State-of-the-art planetarium opens at North Medford High
On the eve of Thanksgiving break, after students departed North Medford High School, astronomy instructor Robert Black found himself stargazing and pondering some profound questions.
“There’s something about a starry night that triggers a certain curiosity and wonder,” Black said. “Could we be alone in the universe? Where did it all begin? How is it going to end?”
As he made those comments Tuesday, Black was speaking not from an open field far away from Medford’s bright city lights, but beneath images of the galaxy projected onto the dome of the high school planetarium, which recently reopened after a significant renovation and upgrade. The general public will be invited to see it on a date yet to be announced.
“It was lacking in a tiny way, and it’s adding so much more,” said Dave Bloomsness, who, as a member of Southern Oregon Skywatchers, got a preview of the space this week. “It’s definitely a good upgrade. A lot of people in the community are going to benefit from it, so I think it was definitely worth the time and effort and cost.”
North Medford High School is the only high school in the state with a planetarium, and it is one of only two Oregon educational institutions to have one, according to Black. Mt. Hood and Chemeketa community colleges built similar structures. North’s planetarium opened in 1967, the same year as the school’s founding, with some grant contributions from the NASA Apollo Program.
For years, the planetarium took in students from all over the district, from North to Abraham Lincoln Elementary. But it showed some wear and tear.
“The planetarium was like an old house that needed to be cleaned up,” Black said.
He pointed to a 55-year-old “director’s console,” resembling an Apollo lander, that was responsible for much of the planetarium’s operation.
“It was a neat system, but it had just expired,” Black said.
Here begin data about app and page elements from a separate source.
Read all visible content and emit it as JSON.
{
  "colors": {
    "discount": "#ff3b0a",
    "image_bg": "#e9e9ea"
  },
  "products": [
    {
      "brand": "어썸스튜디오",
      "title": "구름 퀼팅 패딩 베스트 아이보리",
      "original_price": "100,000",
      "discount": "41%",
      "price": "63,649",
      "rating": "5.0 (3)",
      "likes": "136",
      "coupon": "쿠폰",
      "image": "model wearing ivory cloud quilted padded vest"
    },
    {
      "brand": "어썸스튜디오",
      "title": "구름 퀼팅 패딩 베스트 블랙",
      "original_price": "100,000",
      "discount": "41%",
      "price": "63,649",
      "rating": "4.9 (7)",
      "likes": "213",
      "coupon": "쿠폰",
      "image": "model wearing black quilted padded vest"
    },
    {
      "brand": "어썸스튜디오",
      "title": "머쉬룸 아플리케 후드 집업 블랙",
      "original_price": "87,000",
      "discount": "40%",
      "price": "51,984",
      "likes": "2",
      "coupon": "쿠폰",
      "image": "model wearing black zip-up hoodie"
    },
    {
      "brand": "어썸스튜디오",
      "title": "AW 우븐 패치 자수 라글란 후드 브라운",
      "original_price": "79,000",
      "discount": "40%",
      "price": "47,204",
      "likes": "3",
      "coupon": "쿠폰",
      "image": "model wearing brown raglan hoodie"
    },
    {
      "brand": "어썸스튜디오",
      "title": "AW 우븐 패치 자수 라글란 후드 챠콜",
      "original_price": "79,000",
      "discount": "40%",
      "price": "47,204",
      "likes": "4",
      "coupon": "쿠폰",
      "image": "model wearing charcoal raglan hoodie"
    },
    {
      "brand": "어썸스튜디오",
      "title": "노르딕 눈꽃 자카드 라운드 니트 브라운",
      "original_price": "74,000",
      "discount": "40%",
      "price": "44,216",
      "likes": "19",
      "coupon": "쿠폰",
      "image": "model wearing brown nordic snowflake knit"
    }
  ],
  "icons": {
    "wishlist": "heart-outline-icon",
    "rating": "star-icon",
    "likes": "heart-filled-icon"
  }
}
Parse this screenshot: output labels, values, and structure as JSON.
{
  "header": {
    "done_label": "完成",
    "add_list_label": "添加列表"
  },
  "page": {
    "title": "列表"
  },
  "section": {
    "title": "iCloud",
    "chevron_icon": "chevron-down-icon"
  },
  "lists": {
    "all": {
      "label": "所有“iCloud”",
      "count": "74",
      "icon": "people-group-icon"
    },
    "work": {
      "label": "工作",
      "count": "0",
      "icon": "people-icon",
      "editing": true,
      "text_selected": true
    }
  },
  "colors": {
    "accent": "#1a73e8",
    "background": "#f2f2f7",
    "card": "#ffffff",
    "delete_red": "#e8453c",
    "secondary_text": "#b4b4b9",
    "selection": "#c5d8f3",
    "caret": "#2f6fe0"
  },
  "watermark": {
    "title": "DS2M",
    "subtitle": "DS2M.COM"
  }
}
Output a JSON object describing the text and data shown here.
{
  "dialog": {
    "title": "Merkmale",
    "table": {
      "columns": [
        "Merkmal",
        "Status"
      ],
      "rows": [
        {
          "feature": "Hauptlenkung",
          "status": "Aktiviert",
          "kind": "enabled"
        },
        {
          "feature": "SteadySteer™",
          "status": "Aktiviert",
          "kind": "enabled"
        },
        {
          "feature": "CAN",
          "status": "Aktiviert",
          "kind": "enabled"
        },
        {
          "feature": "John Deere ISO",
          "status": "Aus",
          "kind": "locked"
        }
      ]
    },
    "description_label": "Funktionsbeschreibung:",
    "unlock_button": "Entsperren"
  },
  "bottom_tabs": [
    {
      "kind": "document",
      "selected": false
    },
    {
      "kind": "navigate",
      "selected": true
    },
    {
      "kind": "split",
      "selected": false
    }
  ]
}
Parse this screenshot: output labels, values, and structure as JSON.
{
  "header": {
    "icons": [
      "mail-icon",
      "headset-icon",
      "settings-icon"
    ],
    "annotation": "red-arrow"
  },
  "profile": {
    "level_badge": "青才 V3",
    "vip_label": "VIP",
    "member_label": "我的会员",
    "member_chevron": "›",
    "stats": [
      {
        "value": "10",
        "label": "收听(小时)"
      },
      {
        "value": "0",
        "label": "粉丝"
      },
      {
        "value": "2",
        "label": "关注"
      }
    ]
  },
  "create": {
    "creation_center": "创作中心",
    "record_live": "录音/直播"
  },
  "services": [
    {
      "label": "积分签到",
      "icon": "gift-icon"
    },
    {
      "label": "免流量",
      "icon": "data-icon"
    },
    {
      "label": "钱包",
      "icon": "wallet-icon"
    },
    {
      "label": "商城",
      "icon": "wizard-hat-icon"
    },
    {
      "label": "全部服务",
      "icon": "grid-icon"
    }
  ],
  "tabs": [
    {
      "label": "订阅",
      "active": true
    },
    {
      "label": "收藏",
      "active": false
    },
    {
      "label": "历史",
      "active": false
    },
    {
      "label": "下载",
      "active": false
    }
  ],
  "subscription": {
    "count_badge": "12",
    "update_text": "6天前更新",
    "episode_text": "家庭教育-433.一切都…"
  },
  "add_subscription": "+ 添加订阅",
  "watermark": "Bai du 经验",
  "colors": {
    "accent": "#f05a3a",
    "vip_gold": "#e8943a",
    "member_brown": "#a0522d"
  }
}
On Feb. 3, 2022, the Medford School Board unanimously approved a sole source procurement contract, ordering the $205,800 in renovation and upgrades to be done. That work was completed by Evans & Sutherland and Spitz Incorporated. The two companies merged in 2006, with E&S producing hardware and software to create realistic visual images for digital theaters and Spitz specializing in planetarium theaters and projection domes.
“The No. 1 thing I liked about them was that they’re American, and they have a stellar reputation with service,” Black said.
The dome feature is the eye-catching one — literally — for anyone who sets foot inside of North’s planetarium. Within seconds, it can call up any number of videos and images related to space, from the exact sunrise and sunset on a specific day to the Orion and Aquarius constellations. It also can simulate Orion, the no-crew space capsule heading to the moon.
“You never could have done that” in the old planetarium, Bloomsness said. “The graphics are amazing. It’s almost like you’re right there.”
Black is aware of how the planetarium’s new features will impact interested stargazers.
“They can say, ‘We saw that in the planetarium,’” he said. “I want to slip in good fun; I want to get them excited.”
Tanner James, a North Medford High School junior, stands out among his peers as one of the few able to operate the system, which with Digistar 7 software bills itself as one of the most advanced planetariums anywhere.
“It’s definitely a very cool program,” James said. “I find it very easy to cling to.”
For the North student, who is part of the school’s astronomy club, when the planetarium lights go down, it is like going to a movie theater “to watch an amazing show.”
“It is a pleasantly, awe-inspiring deal,” James said, allowing him and others to “observe the grand scale of the universe in a fantastic way.”
The advancements made to the North Medford High School planetarium are not lost on James, who first saw the older facility when he was in first grade.
“It’s been a little while,” James said. “I will say, the new Digistar system is definitely superior to what we had before.”
Black is excited for what can be offered by a revamped planetarium, complete with not only the latest technology, but reupholstered circular seats. Cardboard cutouts of figures, both fictional and real, like Captain Kirk and Neil deGrasse Tyson, offer a little inspiration to stargazers, as well.
“This will live on,” Black said, referring to the planetarium.
He went on to say that such spaces “make memories every day,” which he heard from the carpenters and electricians who made the planetarium possible.
“So this is one of those pillars in the community,” Black said.
Reach reporter Kevin Opsahl at 541-776-4476 or firstname.lastname@example.org. Follow him on Twitter @KevJourno.